"Now when he's on top of the world, hugely marketable and talented, he is threatening to walk away unless he gets his way. That doesn't sound right, it doesn't feel right and it isn't right Kev!

"I will always support and enjoy his batting but I would say to him: your talent could not have expressed itself without the opportunities England gave you to play for us on the world stage."

Boycs added: "When players don't grow up in England but come here later in life to earn a cricketer's living many of us ex-players wonder if they are just mercenaries here for the money or do they really buy into Team England.

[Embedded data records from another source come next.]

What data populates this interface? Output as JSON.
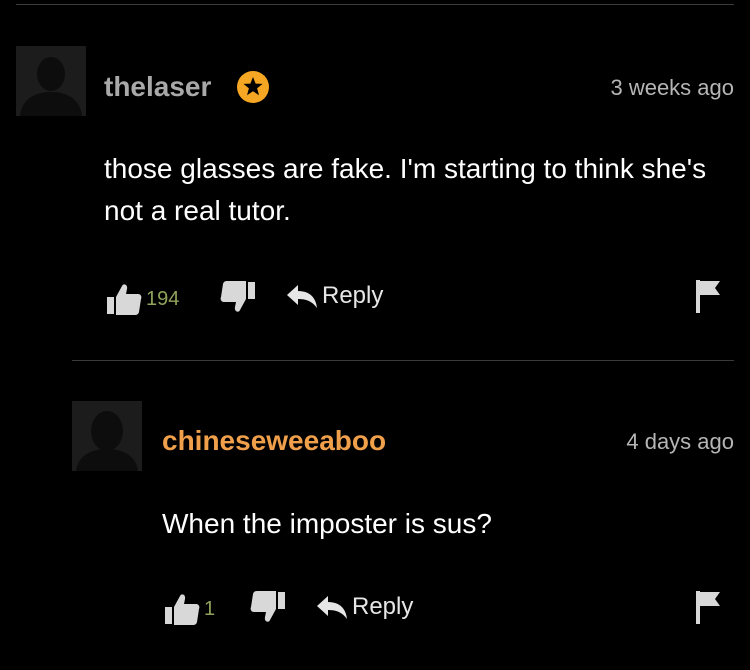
{
  "comments": [
    {
      "username": "thelaser",
      "username_color": "#a9a9a9",
      "badge": "star-badge-icon",
      "badge_color": "#f5a623",
      "timestamp": "3 weeks ago",
      "text": "those glasses are fake. I'm starting to think she's not a real tutor.",
      "likes": "194",
      "likes_color": "#8fa35a",
      "reply_label": "Reply"
    },
    {
      "username": "chineseweeaboo",
      "username_color": "#f0a04b",
      "timestamp": "4 days ago",
      "text": "When the imposter is sus?",
      "likes": "1",
      "likes_color": "#8fa35a",
      "reply_label": "Reply"
    }
  ]
}
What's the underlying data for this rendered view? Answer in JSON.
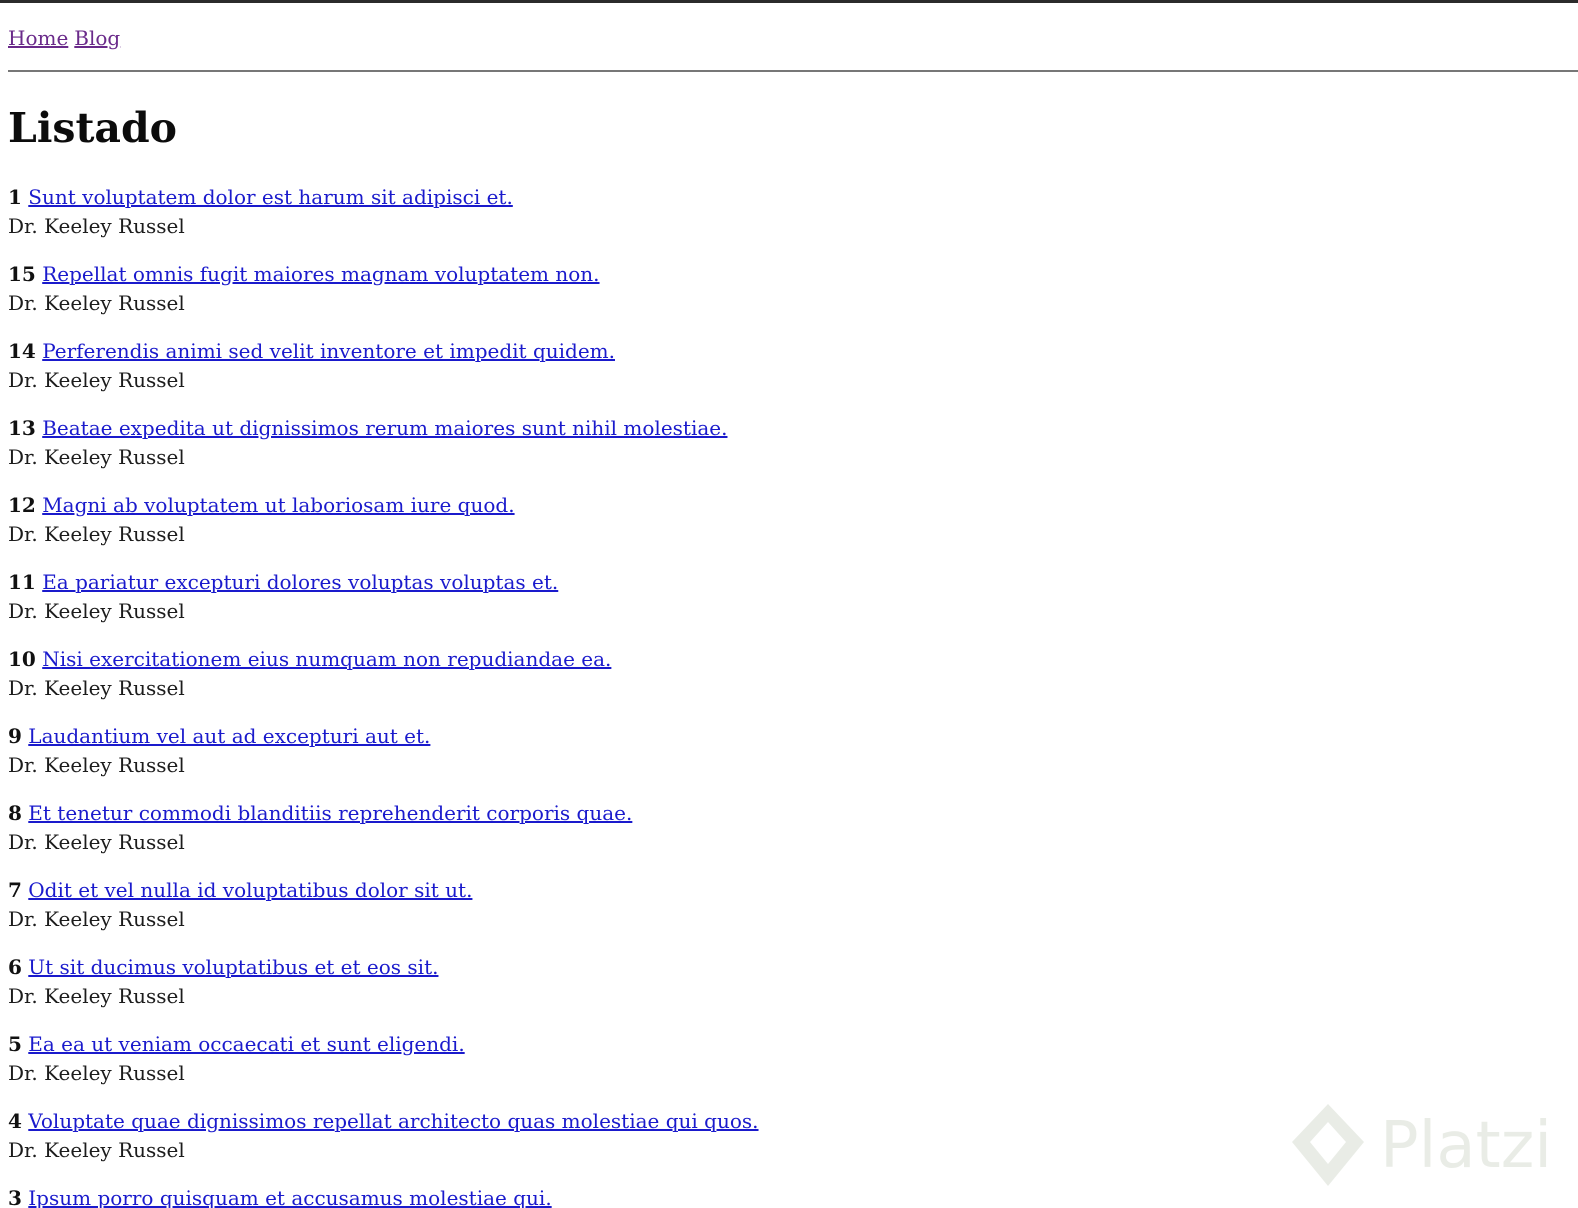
{
  "nav": {
    "links": [
      {
        "label": "Home"
      },
      {
        "label": "Blog"
      }
    ]
  },
  "page_title": "Listado",
  "posts": [
    {
      "id": "1",
      "title": "Sunt voluptatem dolor est harum sit adipisci et.",
      "author": "Dr. Keeley Russel"
    },
    {
      "id": "15",
      "title": "Repellat omnis fugit maiores magnam voluptatem non.",
      "author": "Dr. Keeley Russel"
    },
    {
      "id": "14",
      "title": "Perferendis animi sed velit inventore et impedit quidem.",
      "author": "Dr. Keeley Russel"
    },
    {
      "id": "13",
      "title": "Beatae expedita ut dignissimos rerum maiores sunt nihil molestiae.",
      "author": "Dr. Keeley Russel"
    },
    {
      "id": "12",
      "title": "Magni ab voluptatem ut laboriosam iure quod.",
      "author": "Dr. Keeley Russel"
    },
    {
      "id": "11",
      "title": "Ea pariatur excepturi dolores voluptas voluptas et.",
      "author": "Dr. Keeley Russel"
    },
    {
      "id": "10",
      "title": "Nisi exercitationem eius numquam non repudiandae ea.",
      "author": "Dr. Keeley Russel"
    },
    {
      "id": "9",
      "title": "Laudantium vel aut ad excepturi aut et.",
      "author": "Dr. Keeley Russel"
    },
    {
      "id": "8",
      "title": "Et tenetur commodi blanditiis reprehenderit corporis quae.",
      "author": "Dr. Keeley Russel"
    },
    {
      "id": "7",
      "title": "Odit et vel nulla id voluptatibus dolor sit ut.",
      "author": "Dr. Keeley Russel"
    },
    {
      "id": "6",
      "title": "Ut sit ducimus voluptatibus et et eos sit.",
      "author": "Dr. Keeley Russel"
    },
    {
      "id": "5",
      "title": "Ea ea ut veniam occaecati et sunt eligendi.",
      "author": "Dr. Keeley Russel"
    },
    {
      "id": "4",
      "title": "Voluptate quae dignissimos repellat architecto quas molestiae qui quos.",
      "author": "Dr. Keeley Russel"
    },
    {
      "id": "3",
      "title": "Ipsum porro quisquam et accusamus molestiae qui.",
      "author": ""
    }
  ],
  "watermark": {
    "text": "Platzi",
    "icon": "platzi-logo-icon"
  },
  "colors": {
    "link": "#1a1acc",
    "visited_link": "#6a2a8a",
    "text": "#111111",
    "rule": "#777777"
  }
}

"My friend Tony Greig grew up in South Africa and joined Sussex when he was 18. He went on to become England captain but then chose the Packer money instead.

"At the time John Woodcock of The Times wrote: 'What has to be remembered is that Greig is English not by birth or upbringing but only by adoption which is not the same thing as being English through and through.'

"Is it the same for you Kev? Was English cricket a means to an end to make money or do you really love playing for England? Only you can answer that."

<b>Jonathan 'Aggers' Agnew</b>, the <i>BBC</i>: "The message to Pietersen is clear: he has to be a team man, fully committed and nothing less.

"Most of the players will think it is the right decision to leave him out. They will know their job is certainly going to be more difficult without him, certainly when it comes to scoring runs, but they all buy into the team ethos. England bowler Jimmy Anderson said on Sunday that the Pietersen saga has been a distraction.

"The irony will not be lost on many that we have this rather sorry saga running alongside the Olympics, where the commitment and delight of the athletes is there for all to see, achieving great things on lottery grants."

<b>Jurors who are UNDECIDED:</b>

Respected cricket writer <b>Stephen Brenkley</b> in the<i> Independent</i>: "Although text messages are nominally private communication between individuals, it beggars belief that Pietersen would be so foolish. But it is not simply what the messages may or may not contain, it is that he apparently sent them to England's opponents. There has to be a